About this exercise »
Nothing but the records, repeated word for word and free of pictures, belongs in the answer.

Records to use »
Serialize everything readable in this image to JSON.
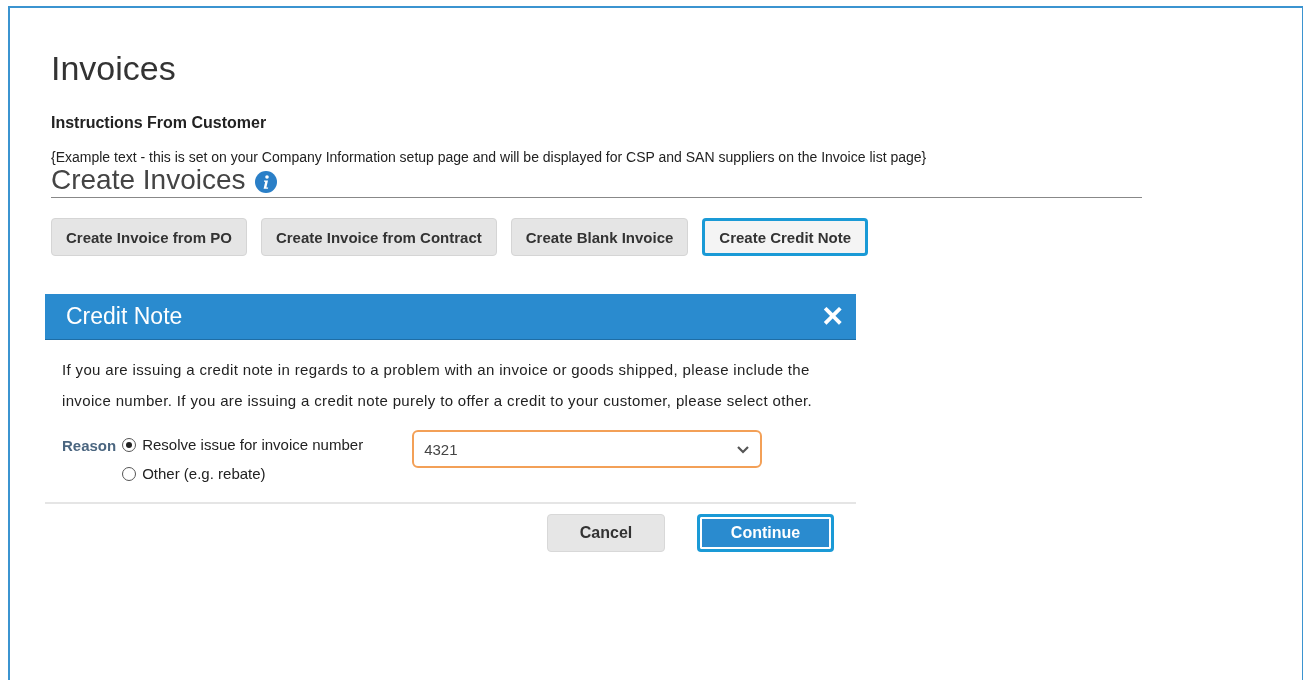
{
  "page_title": "Invoices",
  "instructions": {
    "heading": "Instructions From Customer",
    "text": "{Example text - this is set on your Company Information setup page and will be displayed for CSP and SAN suppliers on the Invoice list page}"
  },
  "section_title": "Create Invoices",
  "buttons": [
    {
      "label": "Create Invoice from PO",
      "highlighted": false
    },
    {
      "label": "Create Invoice from Contract",
      "highlighted": false
    },
    {
      "label": "Create Blank Invoice",
      "highlighted": false
    },
    {
      "label": "Create Credit Note",
      "highlighted": true
    }
  ],
  "dialog": {
    "title": "Credit Note",
    "close": "✕",
    "message": "If you are issuing a credit note in regards to a problem with an invoice or goods shipped, please include the invoice number. If you are issuing a credit note purely to offer a credit to your customer, please select other.",
    "reason_label": "Reason",
    "options": [
      {
        "label": "Resolve issue for invoice number",
        "selected": true
      },
      {
        "label": "Other (e.g. rebate)",
        "selected": false
      }
    ],
    "invoice_number": "4321",
    "actions": [
      {
        "label": "Cancel",
        "kind": "secondary",
        "highlighted": false
      },
      {
        "label": "Continue",
        "kind": "primary",
        "highlighted": true
      }
    ]
  }
}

Result of this exercise »
Serialize everything readable in this image to JSON.
{
  "page_title": "Invoices",
  "instructions": {
    "heading": "Instructions From Customer",
    "text": "{Example text - this is set on your Company Information setup page and will be displayed for CSP and SAN suppliers on the Invoice list page}"
  },
  "section_title": "Create Invoices",
  "buttons": [
    {
      "label": "Create Invoice from PO",
      "highlighted": false
    },
    {
      "label": "Create Invoice from Contract",
      "highlighted": false
    },
    {
      "label": "Create Blank Invoice",
      "highlighted": false
    },
    {
      "label": "Create Credit Note",
      "highlighted": true
    }
  ],
  "dialog": {
    "title": "Credit Note",
    "close": "✕",
    "message": "If you are issuing a credit note in regards to a problem with an invoice or goods shipped, please include the invoice number. If you are issuing a credit note purely to offer a credit to your customer, please select other.",
    "reason_label": "Reason",
    "options": [
      {
        "label": "Resolve issue for invoice number",
        "selected": true
      },
      {
        "label": "Other (e.g. rebate)",
        "selected": false
      }
    ],
    "invoice_number": "4321",
    "actions": [
      {
        "label": "Cancel",
        "kind": "secondary",
        "highlighted": false
      },
      {
        "label": "Continue",
        "kind": "primary",
        "highlighted": true
      }
    ]
  }
}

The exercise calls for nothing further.